**Work task:**
Please copy each line from the entries that contains the string "value".

++++++++++

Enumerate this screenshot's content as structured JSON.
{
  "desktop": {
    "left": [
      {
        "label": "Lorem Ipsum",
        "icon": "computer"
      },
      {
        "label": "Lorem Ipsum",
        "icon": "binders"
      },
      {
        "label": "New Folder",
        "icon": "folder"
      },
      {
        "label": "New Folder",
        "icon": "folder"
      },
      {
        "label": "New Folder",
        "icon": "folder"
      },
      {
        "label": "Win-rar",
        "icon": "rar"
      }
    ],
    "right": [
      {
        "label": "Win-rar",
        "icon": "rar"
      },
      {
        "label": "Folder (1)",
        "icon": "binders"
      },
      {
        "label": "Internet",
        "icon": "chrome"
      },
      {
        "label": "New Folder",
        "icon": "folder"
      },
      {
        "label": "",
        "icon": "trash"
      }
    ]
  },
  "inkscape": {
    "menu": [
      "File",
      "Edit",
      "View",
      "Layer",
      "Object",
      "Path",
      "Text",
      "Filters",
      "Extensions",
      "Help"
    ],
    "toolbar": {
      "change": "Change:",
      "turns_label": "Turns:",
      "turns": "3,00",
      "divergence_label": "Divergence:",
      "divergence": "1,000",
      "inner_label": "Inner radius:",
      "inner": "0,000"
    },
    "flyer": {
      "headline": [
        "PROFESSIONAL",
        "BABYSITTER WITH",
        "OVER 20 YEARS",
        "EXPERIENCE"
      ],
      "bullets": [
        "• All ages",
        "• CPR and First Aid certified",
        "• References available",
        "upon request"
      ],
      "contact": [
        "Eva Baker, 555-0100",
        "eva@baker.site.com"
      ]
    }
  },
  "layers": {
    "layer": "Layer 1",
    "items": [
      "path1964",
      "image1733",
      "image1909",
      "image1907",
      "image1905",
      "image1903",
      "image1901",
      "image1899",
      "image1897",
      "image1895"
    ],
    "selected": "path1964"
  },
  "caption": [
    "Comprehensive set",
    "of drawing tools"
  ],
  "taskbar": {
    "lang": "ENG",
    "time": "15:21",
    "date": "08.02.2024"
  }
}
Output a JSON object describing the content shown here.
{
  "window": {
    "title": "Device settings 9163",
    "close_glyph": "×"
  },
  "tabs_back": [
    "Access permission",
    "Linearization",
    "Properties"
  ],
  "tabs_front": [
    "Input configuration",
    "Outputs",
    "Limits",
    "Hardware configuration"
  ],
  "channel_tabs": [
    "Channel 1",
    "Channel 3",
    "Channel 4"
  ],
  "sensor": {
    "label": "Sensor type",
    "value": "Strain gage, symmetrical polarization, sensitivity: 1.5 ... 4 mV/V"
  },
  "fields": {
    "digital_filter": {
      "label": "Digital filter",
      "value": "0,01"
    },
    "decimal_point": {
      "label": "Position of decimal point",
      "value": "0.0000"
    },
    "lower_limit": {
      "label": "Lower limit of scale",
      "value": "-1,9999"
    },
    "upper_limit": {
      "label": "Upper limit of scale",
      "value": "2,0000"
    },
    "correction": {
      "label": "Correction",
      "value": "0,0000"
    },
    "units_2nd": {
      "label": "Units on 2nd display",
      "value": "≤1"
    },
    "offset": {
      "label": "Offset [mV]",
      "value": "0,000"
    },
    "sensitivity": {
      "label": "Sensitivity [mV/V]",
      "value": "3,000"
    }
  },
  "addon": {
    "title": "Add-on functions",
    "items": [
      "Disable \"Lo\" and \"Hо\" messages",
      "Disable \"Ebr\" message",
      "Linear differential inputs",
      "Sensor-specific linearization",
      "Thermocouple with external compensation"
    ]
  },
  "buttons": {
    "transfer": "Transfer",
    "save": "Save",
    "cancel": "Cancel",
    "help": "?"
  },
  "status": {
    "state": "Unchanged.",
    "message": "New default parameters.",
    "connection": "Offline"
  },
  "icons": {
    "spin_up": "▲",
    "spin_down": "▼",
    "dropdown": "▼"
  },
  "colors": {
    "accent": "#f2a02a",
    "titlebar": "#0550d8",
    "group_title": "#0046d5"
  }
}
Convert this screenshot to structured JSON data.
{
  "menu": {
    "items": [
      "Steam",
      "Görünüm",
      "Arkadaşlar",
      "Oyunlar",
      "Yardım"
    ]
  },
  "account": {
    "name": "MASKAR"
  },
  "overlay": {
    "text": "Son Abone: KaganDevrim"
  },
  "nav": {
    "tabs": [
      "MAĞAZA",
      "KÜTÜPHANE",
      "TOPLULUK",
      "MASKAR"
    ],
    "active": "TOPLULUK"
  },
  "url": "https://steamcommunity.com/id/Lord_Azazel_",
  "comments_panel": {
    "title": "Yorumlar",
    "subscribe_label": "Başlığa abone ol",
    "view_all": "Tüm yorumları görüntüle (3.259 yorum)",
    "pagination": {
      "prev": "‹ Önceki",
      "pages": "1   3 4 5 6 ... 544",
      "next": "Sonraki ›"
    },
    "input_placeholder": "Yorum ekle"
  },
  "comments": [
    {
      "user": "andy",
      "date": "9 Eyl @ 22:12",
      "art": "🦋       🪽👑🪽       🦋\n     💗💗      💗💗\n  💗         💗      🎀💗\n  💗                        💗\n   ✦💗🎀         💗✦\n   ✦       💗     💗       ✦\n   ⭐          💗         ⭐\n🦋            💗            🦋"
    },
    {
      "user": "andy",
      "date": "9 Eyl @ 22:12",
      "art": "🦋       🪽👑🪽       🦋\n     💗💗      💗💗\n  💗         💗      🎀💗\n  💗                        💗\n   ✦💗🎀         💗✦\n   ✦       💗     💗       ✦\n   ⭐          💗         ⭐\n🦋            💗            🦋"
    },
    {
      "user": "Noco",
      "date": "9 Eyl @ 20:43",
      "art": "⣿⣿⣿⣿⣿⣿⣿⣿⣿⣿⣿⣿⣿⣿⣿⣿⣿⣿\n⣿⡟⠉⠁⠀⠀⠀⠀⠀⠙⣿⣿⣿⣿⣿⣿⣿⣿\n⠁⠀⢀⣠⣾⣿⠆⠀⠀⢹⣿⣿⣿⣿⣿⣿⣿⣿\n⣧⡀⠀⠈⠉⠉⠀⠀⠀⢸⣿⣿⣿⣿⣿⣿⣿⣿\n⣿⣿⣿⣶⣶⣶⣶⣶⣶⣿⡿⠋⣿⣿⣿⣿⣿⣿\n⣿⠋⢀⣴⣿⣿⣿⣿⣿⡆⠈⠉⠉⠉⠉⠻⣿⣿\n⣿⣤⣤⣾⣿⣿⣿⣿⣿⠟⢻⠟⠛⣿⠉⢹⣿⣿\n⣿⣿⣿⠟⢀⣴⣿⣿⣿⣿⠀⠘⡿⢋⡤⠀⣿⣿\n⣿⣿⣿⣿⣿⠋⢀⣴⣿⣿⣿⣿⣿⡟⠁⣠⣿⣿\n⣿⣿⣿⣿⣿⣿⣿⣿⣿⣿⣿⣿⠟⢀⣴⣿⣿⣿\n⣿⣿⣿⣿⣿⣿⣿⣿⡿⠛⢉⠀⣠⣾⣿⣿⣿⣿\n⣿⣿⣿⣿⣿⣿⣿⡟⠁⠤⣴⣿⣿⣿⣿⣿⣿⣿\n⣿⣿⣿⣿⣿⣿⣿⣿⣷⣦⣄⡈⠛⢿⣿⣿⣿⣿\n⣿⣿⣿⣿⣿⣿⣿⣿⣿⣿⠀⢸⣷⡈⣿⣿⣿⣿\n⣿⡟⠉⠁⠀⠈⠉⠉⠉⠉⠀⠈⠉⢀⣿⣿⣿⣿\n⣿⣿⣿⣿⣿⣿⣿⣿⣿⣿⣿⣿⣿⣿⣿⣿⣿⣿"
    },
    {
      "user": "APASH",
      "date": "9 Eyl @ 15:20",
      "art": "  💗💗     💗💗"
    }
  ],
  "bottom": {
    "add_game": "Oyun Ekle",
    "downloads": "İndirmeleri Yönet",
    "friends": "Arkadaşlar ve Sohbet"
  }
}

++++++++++

**Exercise response:**
    "value": "Strain gage, symmetrical polarization, sensitivity: 1.5 ... 4 mV/V"
      "value": "0,01"
      "value": "0.0000"
      "value": "-1,9999"
      "value": "2,0000"
      "value": "0,0000"
      "value": "≤1"
      "value": "0,000"
      "value": "3,000"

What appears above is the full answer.